Filter the entries for the word "meta". Copy each line that has it.

Given records –
____

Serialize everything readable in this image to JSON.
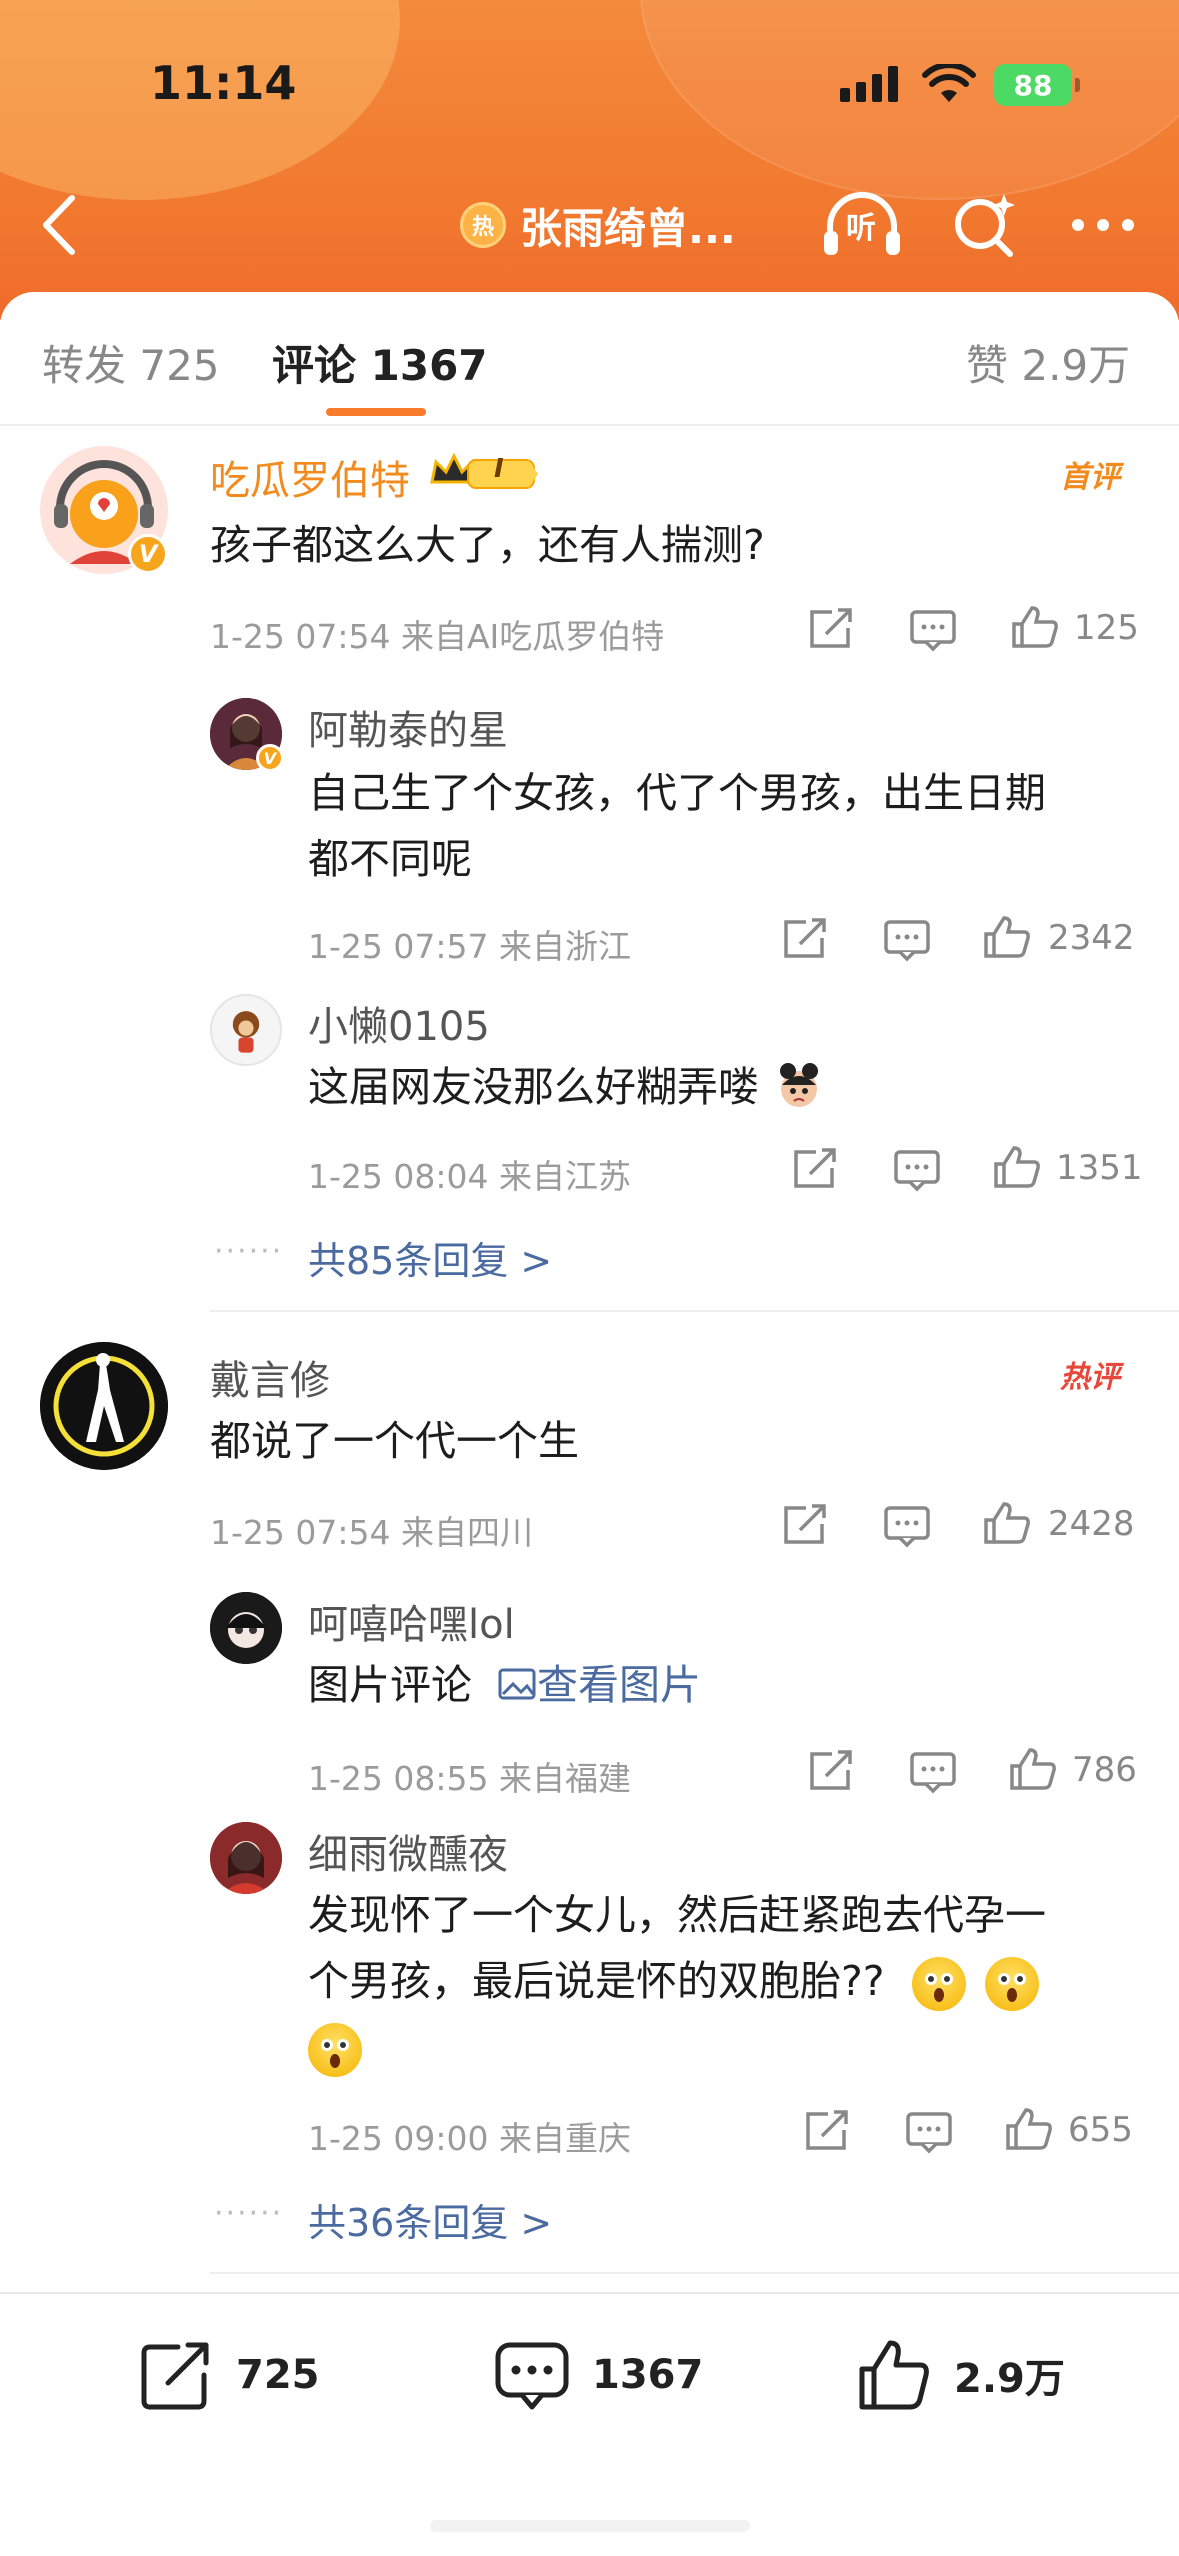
{
  "status_bar": {
    "time": "11:14",
    "battery": "88"
  },
  "nav": {
    "title": "张雨绮曾...",
    "hot_badge": "热",
    "listen_label": "听"
  },
  "tabs": {
    "repost": "转发 725",
    "comments": "评论 1367",
    "likes": "赞 2.9万"
  },
  "comments": [
    {
      "username": "吃瓜罗伯特",
      "vip_level": "I",
      "tag": "首评",
      "text": "孩子都这么大了，还有人揣测?",
      "meta": "1-25 07:54  来自AI吃瓜罗伯特",
      "likes": "125",
      "replies": [
        {
          "username": "阿勒泰的星",
          "text_line1": "自己生了个女孩，代了个男孩，出生日期",
          "text_line2": "都不同呢",
          "meta": "1-25 07:57  来自浙江",
          "likes": "2342"
        },
        {
          "username": "小懒0105",
          "text": "这届网友没那么好糊弄喽",
          "meta": "1-25 08:04  来自江苏",
          "likes": "1351"
        }
      ],
      "more_replies": "共85条回复 >"
    },
    {
      "username": "戴言修",
      "tag": "热评",
      "text": "都说了一个代一个生",
      "meta": "1-25 07:54  来自四川",
      "likes": "2428",
      "replies": [
        {
          "username": "呵嘻哈嘿lol",
          "text": "图片评论",
          "link": "查看图片",
          "meta": "1-25 08:55  来自福建",
          "likes": "786"
        },
        {
          "username": "细雨微醺夜",
          "text_line1": "发现怀了一个女儿，然后赶紧跑去代孕一",
          "text_line2": "个男孩，最后说是怀的双胞胎??",
          "meta": "1-25 09:00  来自重庆",
          "likes": "655"
        }
      ],
      "more_replies": "共36条回复 >"
    }
  ],
  "bottom_bar": {
    "repost": "725",
    "comments": "1367",
    "likes": "2.9万"
  },
  "colors": {
    "header": "#f27a30",
    "accent": "#f77b2a",
    "username_vip": "#f28a1e",
    "link": "#4a6aa0"
  }
}
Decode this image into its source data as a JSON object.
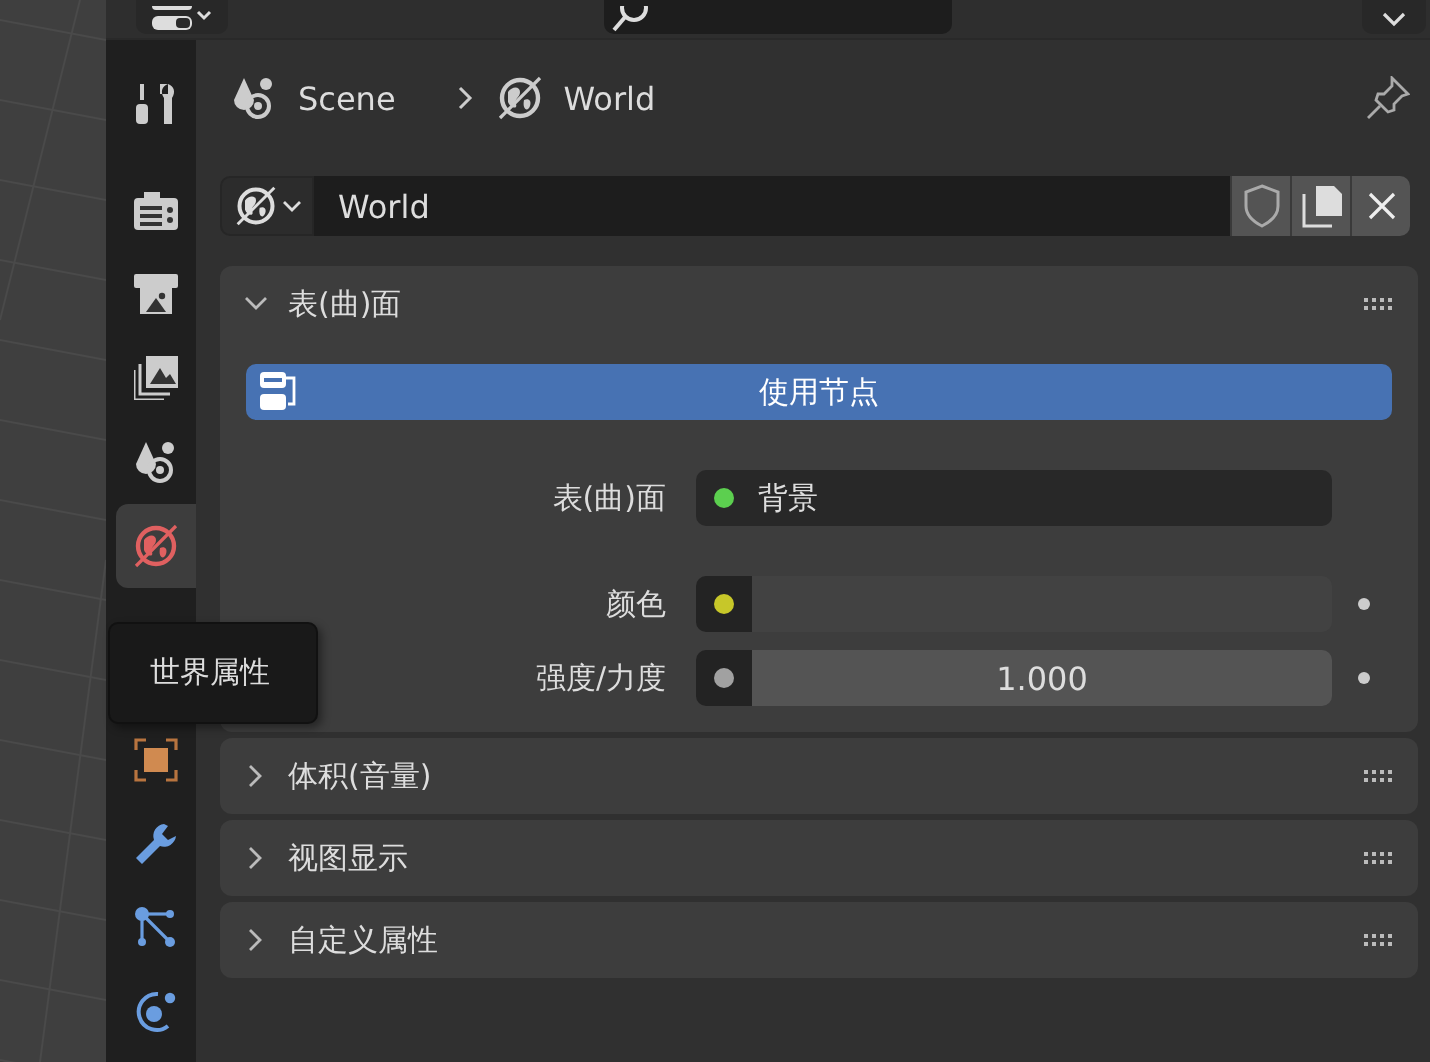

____

Result of this task –
      "meta": "1-25 07:54  来自AI吃瓜罗伯特",
          "meta": "1-25 07:57  来自浙江",
          "meta": "1-25 08:04  来自江苏",
      "meta": "1-25 07:54  来自四川",
          "meta": "1-25 08:55  来自福建",
          "meta": "1-25 09:00  来自重庆",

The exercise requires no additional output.